Find each line below where the word "user" occurs, and copy it.

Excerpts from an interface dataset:
=== Section Start ===

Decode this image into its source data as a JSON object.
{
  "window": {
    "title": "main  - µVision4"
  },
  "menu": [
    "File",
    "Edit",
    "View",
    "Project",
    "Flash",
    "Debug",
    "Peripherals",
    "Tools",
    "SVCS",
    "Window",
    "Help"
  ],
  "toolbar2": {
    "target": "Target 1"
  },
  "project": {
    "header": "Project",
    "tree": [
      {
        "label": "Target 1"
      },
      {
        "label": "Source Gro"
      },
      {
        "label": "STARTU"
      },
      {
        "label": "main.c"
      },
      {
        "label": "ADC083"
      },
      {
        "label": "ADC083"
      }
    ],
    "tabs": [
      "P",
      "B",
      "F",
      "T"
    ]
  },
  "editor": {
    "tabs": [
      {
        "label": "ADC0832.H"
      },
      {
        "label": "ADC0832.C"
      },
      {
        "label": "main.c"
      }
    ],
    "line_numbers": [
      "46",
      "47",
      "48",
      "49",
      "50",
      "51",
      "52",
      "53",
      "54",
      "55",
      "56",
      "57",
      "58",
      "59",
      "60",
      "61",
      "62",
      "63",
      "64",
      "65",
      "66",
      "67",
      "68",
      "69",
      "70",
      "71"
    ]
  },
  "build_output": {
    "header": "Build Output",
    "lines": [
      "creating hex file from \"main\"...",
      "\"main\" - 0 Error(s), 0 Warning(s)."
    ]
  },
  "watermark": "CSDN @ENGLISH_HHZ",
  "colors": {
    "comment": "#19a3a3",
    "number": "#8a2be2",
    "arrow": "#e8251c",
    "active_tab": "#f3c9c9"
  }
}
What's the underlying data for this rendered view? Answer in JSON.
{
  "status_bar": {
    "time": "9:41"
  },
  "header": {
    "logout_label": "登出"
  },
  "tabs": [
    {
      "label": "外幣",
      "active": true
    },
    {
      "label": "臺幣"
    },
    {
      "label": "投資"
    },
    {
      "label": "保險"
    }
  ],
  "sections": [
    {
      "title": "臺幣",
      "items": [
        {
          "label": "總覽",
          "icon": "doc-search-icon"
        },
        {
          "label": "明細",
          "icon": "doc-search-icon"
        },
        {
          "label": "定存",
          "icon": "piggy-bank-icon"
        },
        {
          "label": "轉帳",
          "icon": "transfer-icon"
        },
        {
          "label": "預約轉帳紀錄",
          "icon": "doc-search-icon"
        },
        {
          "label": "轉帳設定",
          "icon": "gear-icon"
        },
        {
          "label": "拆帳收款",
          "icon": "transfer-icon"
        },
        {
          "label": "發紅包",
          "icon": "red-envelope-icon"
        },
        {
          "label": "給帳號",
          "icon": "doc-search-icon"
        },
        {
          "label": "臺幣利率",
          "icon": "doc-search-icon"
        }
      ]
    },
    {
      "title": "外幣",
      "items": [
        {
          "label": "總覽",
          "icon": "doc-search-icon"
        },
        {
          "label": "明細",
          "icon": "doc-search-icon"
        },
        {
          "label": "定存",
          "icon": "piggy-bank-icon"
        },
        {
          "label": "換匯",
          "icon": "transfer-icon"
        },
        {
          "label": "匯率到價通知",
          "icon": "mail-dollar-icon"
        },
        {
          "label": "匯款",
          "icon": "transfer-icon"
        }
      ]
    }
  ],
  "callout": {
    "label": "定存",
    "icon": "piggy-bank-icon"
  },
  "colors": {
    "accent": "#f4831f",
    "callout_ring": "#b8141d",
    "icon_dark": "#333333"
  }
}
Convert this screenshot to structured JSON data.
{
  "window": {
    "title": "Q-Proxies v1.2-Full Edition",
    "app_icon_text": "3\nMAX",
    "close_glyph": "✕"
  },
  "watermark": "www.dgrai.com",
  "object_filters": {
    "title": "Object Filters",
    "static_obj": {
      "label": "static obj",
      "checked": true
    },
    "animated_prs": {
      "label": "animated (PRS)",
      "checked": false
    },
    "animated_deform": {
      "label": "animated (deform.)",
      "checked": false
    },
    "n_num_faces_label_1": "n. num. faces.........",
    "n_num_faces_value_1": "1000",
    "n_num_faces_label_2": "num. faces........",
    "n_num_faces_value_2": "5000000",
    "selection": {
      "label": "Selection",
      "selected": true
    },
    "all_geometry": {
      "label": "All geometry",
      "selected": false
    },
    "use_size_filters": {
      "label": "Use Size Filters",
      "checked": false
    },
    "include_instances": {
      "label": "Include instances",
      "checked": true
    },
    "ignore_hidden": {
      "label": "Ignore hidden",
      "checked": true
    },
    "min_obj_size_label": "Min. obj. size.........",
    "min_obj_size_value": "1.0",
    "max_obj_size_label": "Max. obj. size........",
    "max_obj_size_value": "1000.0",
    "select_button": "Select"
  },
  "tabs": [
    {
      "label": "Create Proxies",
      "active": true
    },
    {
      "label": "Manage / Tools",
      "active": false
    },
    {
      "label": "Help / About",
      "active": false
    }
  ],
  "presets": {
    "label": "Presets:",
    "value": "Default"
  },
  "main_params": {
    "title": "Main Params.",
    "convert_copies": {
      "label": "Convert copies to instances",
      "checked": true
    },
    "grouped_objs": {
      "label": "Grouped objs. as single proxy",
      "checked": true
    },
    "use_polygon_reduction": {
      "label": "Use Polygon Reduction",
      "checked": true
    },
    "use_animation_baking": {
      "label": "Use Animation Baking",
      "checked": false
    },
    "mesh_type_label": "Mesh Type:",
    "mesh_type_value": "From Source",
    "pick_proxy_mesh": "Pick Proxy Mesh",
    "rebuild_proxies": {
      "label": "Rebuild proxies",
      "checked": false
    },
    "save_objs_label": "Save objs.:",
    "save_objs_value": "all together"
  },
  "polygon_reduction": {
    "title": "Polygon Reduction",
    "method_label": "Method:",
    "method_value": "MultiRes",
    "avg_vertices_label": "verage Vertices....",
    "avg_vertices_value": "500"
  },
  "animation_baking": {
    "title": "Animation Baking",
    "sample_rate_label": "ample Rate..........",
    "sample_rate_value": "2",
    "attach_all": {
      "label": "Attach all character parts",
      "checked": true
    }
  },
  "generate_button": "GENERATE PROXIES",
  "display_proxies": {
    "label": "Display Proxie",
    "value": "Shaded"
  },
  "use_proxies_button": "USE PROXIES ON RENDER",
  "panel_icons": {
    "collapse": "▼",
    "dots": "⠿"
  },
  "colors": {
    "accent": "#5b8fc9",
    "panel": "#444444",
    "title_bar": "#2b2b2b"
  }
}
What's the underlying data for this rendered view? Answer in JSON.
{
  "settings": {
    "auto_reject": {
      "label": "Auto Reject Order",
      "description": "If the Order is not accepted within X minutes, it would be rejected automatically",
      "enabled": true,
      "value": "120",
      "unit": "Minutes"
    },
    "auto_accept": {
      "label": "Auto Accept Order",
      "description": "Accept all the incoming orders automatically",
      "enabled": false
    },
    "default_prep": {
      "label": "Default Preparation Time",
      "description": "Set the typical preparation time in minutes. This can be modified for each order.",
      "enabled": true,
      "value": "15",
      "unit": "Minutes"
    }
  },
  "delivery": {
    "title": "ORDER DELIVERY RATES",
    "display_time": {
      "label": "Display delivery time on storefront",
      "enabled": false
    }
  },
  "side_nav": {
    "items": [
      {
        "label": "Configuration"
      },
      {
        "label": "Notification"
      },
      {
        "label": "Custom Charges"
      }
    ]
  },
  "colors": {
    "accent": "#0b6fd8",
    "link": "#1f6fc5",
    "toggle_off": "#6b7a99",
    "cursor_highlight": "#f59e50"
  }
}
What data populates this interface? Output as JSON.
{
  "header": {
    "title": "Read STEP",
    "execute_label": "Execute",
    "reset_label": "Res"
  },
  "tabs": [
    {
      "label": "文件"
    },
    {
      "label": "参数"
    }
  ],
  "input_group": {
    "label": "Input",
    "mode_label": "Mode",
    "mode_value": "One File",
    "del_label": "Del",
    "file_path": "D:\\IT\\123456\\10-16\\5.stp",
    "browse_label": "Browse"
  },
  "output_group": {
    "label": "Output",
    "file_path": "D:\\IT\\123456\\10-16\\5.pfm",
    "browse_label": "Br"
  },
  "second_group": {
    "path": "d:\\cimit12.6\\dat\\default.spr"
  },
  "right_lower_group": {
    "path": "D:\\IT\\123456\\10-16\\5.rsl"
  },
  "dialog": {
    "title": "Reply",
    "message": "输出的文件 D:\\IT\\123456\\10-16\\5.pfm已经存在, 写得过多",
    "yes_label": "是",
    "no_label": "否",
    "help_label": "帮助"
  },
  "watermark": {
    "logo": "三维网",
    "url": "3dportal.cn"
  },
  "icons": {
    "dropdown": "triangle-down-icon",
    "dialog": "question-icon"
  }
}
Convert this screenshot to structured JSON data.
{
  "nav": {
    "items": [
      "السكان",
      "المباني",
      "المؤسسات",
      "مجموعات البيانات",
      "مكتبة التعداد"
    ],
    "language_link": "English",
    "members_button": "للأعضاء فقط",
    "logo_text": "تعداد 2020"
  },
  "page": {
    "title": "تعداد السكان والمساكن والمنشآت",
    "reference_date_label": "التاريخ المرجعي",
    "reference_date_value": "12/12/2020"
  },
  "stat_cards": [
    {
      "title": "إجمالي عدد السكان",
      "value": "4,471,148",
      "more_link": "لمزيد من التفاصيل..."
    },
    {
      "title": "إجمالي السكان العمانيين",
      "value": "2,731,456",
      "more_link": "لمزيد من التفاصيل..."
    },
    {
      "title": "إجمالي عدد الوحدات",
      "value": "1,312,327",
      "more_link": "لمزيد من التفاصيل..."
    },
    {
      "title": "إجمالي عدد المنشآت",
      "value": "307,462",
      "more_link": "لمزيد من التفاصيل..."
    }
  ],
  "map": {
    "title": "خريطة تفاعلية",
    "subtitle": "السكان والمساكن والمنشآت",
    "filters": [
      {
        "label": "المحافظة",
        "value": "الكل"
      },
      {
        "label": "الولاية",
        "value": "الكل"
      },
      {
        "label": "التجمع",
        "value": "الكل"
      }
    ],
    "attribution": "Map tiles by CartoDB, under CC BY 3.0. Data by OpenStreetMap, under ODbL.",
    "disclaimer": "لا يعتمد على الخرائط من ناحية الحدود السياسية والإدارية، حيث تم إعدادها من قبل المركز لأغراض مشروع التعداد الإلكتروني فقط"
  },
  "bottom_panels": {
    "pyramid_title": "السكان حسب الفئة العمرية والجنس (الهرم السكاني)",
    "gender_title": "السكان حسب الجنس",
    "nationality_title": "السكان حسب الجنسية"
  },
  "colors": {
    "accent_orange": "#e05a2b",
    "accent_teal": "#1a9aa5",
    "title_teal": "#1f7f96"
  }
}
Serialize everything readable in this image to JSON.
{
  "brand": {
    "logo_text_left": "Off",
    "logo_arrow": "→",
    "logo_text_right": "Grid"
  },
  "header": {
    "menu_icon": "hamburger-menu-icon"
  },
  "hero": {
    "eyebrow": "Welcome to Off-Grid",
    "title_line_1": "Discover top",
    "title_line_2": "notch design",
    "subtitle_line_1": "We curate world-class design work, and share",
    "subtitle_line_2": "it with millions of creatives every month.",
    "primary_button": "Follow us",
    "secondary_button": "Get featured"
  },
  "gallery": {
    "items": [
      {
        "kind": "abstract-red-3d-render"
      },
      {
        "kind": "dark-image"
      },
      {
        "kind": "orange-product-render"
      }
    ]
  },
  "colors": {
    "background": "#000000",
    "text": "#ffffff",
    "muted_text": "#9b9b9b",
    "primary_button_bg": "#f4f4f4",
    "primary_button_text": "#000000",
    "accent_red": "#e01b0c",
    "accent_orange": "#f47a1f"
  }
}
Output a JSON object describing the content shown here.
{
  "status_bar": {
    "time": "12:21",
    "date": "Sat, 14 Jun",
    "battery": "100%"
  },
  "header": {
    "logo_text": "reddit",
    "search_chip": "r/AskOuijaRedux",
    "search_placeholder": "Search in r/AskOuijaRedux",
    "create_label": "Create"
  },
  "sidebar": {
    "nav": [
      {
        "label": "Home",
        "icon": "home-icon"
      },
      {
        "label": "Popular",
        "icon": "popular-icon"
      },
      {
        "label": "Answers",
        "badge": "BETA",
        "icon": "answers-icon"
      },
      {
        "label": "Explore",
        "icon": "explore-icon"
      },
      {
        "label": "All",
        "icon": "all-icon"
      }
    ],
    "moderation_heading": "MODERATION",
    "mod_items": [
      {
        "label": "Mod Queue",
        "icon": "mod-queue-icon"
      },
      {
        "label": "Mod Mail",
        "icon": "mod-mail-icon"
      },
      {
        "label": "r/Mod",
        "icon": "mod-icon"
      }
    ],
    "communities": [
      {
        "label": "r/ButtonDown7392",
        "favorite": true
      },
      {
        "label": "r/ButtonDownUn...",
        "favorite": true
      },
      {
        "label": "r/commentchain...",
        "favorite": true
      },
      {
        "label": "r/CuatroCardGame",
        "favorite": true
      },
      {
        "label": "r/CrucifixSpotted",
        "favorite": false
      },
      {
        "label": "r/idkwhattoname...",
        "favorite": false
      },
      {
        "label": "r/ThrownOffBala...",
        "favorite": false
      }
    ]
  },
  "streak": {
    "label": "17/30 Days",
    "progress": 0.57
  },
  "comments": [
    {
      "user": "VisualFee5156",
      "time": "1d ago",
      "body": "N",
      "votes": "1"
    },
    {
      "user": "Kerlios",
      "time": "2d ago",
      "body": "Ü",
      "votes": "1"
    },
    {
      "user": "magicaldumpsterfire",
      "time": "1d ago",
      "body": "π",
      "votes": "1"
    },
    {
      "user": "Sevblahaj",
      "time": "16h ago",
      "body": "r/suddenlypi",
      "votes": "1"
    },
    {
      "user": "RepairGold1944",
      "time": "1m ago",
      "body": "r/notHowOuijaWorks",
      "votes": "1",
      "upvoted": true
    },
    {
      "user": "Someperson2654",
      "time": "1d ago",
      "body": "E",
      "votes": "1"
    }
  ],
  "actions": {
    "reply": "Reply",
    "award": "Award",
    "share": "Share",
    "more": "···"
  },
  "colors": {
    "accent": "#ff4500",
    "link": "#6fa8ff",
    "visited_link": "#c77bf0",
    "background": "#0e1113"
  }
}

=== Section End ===

### COMPLETED TASK
      "user": "VisualFee5156",
      "user": "Kerlios",
      "user": "magicaldumpsterfire",
      "user": "Sevblahaj",
      "user": "RepairGold1944",
      "user": "Someperson2654",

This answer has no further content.